__ASSIGNED TASK__
Print all of the records below again without a single difference.

§

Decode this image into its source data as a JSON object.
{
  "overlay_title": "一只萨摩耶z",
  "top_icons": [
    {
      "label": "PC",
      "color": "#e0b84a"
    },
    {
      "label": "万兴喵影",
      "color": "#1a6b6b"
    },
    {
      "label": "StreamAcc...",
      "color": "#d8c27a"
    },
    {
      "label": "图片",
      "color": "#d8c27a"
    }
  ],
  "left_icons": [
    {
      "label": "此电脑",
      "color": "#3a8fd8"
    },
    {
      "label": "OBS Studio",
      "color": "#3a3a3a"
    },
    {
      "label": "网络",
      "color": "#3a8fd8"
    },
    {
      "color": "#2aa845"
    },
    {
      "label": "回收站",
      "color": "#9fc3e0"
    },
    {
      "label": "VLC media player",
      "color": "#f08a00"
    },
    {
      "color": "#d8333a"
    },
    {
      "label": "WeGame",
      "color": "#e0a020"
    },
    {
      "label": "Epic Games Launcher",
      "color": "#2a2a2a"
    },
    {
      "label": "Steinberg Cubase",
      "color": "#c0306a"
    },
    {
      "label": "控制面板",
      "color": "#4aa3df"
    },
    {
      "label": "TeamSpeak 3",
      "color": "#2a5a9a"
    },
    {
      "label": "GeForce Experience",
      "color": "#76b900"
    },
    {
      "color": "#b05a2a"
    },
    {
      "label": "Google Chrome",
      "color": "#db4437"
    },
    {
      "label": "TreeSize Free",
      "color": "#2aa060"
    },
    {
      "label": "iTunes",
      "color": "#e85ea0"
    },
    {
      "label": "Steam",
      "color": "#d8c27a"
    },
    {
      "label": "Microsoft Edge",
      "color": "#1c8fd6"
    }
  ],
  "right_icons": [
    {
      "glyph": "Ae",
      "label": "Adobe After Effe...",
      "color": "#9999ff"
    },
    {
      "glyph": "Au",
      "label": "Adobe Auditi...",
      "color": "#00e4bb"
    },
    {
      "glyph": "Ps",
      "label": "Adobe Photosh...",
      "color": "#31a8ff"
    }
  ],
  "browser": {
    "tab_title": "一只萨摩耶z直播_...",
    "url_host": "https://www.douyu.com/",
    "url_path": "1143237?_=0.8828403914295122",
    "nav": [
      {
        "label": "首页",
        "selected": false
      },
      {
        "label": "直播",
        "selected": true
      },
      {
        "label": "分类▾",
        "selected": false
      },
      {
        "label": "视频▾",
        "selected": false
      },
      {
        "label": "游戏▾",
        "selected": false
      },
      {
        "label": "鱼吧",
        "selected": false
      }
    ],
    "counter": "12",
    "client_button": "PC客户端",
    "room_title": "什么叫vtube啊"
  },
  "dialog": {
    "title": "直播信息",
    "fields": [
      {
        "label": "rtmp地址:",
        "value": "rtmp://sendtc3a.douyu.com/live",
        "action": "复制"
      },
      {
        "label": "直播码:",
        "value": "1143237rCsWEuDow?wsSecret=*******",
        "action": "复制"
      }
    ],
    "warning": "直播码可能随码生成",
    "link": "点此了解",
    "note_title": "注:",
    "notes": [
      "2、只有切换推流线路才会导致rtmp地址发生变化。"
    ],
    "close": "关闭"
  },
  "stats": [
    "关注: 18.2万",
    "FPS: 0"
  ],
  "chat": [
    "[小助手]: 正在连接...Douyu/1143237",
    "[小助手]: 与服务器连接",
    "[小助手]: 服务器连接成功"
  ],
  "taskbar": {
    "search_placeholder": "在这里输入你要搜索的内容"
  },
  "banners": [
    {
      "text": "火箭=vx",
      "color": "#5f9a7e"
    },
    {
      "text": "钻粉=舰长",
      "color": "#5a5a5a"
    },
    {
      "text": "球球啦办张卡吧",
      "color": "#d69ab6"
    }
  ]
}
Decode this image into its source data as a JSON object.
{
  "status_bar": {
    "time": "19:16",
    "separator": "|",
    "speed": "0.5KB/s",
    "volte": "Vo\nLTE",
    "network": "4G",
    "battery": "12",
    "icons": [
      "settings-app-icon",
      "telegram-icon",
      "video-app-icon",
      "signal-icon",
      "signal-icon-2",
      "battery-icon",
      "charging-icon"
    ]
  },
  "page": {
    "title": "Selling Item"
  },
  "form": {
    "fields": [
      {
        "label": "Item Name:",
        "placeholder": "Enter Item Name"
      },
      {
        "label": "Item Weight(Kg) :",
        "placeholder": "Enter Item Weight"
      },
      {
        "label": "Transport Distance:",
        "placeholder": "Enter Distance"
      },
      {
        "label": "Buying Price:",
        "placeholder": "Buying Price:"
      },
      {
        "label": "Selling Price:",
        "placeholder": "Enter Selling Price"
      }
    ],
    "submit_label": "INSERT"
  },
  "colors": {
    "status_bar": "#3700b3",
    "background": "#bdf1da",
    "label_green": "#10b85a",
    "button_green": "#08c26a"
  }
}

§

__RESPONSE__
Decode this image into its source data as a JSON object.
{
  "overlay_title": "一只萨摩耶z",
  "top_icons": [
    {
      "label": "PC",
      "color": "#e0b84a"
    },
    {
      "label": "万兴喵影",
      "color": "#1a6b6b"
    },
    {
      "label": "StreamAcc...",
      "color": "#d8c27a"
    },
    {
      "label": "图片",
      "color": "#d8c27a"
    }
  ],
  "left_icons": [
    {
      "label": "此电脑",
      "color": "#3a8fd8"
    },
    {
      "label": "OBS Studio",
      "color": "#3a3a3a"
    },
    {
      "label": "网络",
      "color": "#3a8fd8"
    },
    {
      "color": "#2aa845"
    },
    {
      "label": "回收站",
      "color": "#9fc3e0"
    },
    {
      "label": "VLC media player",
      "color": "#f08a00"
    },
    {
      "color": "#d8333a"
    },
    {
      "label": "WeGame",
      "color": "#e0a020"
    },
    {
      "label": "Epic Games Launcher",
      "color": "#2a2a2a"
    },
    {
      "label": "Steinberg Cubase",
      "color": "#c0306a"
    },
    {
      "label": "控制面板",
      "color": "#4aa3df"
    },
    {
      "label": "TeamSpeak 3",
      "color": "#2a5a9a"
    },
    {
      "label": "GeForce Experience",
      "color": "#76b900"
    },
    {
      "color": "#b05a2a"
    },
    {
      "label": "Google Chrome",
      "color": "#db4437"
    },
    {
      "label": "TreeSize Free",
      "color": "#2aa060"
    },
    {
      "label": "iTunes",
      "color": "#e85ea0"
    },
    {
      "label": "Steam",
      "color": "#d8c27a"
    },
    {
      "label": "Microsoft Edge",
      "color": "#1c8fd6"
    }
  ],
  "right_icons": [
    {
      "glyph": "Ae",
      "label": "Adobe After Effe...",
      "color": "#9999ff"
    },
    {
      "glyph": "Au",
      "label": "Adobe Auditi...",
      "color": "#00e4bb"
    },
    {
      "glyph": "Ps",
      "label": "Adobe Photosh...",
      "color": "#31a8ff"
    }
  ],
  "browser": {
    "tab_title": "一只萨摩耶z直播_...",
    "url_host": "https://www.douyu.com/",
    "url_path": "1143237?_=0.8828403914295122",
    "nav": [
      {
        "label": "首页",
        "selected": false
      },
      {
        "label": "直播",
        "selected": true
      },
      {
        "label": "分类▾",
        "selected": false
      },
      {
        "label": "视频▾",
        "selected": false
      },
      {
        "label": "游戏▾",
        "selected": false
      },
      {
        "label": "鱼吧",
        "selected": false
      }
    ],
    "counter": "12",
    "client_button": "PC客户端",
    "room_title": "什么叫vtube啊"
  },
  "dialog": {
    "title": "直播信息",
    "fields": [
      {
        "label": "rtmp地址:",
        "value": "rtmp://sendtc3a.douyu.com/live",
        "action": "复制"
      },
      {
        "label": "直播码:",
        "value": "1143237rCsWEuDow?wsSecret=*******",
        "action": "复制"
      }
    ],
    "warning": "直播码可能随码生成",
    "link": "点此了解",
    "note_title": "注:",
    "notes": [
      "2、只有切换推流线路才会导致rtmp地址发生变化。"
    ],
    "close": "关闭"
  },
  "stats": [
    "关注: 18.2万",
    "FPS: 0"
  ],
  "chat": [
    "[小助手]: 正在连接...Douyu/1143237",
    "[小助手]: 与服务器连接",
    "[小助手]: 服务器连接成功"
  ],
  "taskbar": {
    "search_placeholder": "在这里输入你要搜索的内容"
  },
  "banners": [
    {
      "text": "火箭=vx",
      "color": "#5f9a7e"
    },
    {
      "text": "钻粉=舰长",
      "color": "#5a5a5a"
    },
    {
      "text": "球球啦办张卡吧",
      "color": "#d69ab6"
    }
  ]
}
Decode this image into its source data as a JSON object.
{
  "status_bar": {
    "time": "19:16",
    "separator": "|",
    "speed": "0.5KB/s",
    "volte": "Vo\nLTE",
    "network": "4G",
    "battery": "12",
    "icons": [
      "settings-app-icon",
      "telegram-icon",
      "video-app-icon",
      "signal-icon",
      "signal-icon-2",
      "battery-icon",
      "charging-icon"
    ]
  },
  "page": {
    "title": "Selling Item"
  },
  "form": {
    "fields": [
      {
        "label": "Item Name:",
        "placeholder": "Enter Item Name"
      },
      {
        "label": "Item Weight(Kg) :",
        "placeholder": "Enter Item Weight"
      },
      {
        "label": "Transport Distance:",
        "placeholder": "Enter Distance"
      },
      {
        "label": "Buying Price:",
        "placeholder": "Buying Price:"
      },
      {
        "label": "Selling Price:",
        "placeholder": "Enter Selling Price"
      }
    ],
    "submit_label": "INSERT"
  },
  "colors": {
    "status_bar": "#3700b3",
    "background": "#bdf1da",
    "label_green": "#10b85a",
    "button_green": "#08c26a"
  }
}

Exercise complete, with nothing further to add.